Exercise directions | Could you copy every record below exactly as it is written?

____ Information

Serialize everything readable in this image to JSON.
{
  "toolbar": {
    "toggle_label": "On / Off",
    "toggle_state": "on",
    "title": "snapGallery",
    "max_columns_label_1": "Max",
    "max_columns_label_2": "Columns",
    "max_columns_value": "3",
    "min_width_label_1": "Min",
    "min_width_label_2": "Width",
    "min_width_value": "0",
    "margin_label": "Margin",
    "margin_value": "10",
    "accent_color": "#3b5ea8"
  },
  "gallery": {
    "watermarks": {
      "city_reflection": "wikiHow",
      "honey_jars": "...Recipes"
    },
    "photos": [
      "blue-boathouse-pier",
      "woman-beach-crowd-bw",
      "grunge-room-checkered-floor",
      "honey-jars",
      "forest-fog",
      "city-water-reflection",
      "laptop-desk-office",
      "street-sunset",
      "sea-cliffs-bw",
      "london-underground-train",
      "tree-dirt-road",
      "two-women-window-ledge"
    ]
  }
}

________

Response box |
Serialize everything readable in this image to JSON.
{
  "toolbar": {
    "toggle_label": "On / Off",
    "toggle_state": "on",
    "title": "snapGallery",
    "max_columns_label_1": "Max",
    "max_columns_label_2": "Columns",
    "max_columns_value": "3",
    "min_width_label_1": "Min",
    "min_width_label_2": "Width",
    "min_width_value": "0",
    "margin_label": "Margin",
    "margin_value": "10",
    "accent_color": "#3b5ea8"
  },
  "gallery": {
    "watermarks": {
      "city_reflection": "wikiHow",
      "honey_jars": "...Recipes"
    },
    "photos": [
      "blue-boathouse-pier",
      "woman-beach-crowd-bw",
      "grunge-room-checkered-floor",
      "honey-jars",
      "forest-fog",
      "city-water-reflection",
      "laptop-desk-office",
      "street-sunset",
      "sea-cliffs-bw",
      "london-underground-train",
      "tree-dirt-road",
      "two-women-window-ledge"
    ]
  }
}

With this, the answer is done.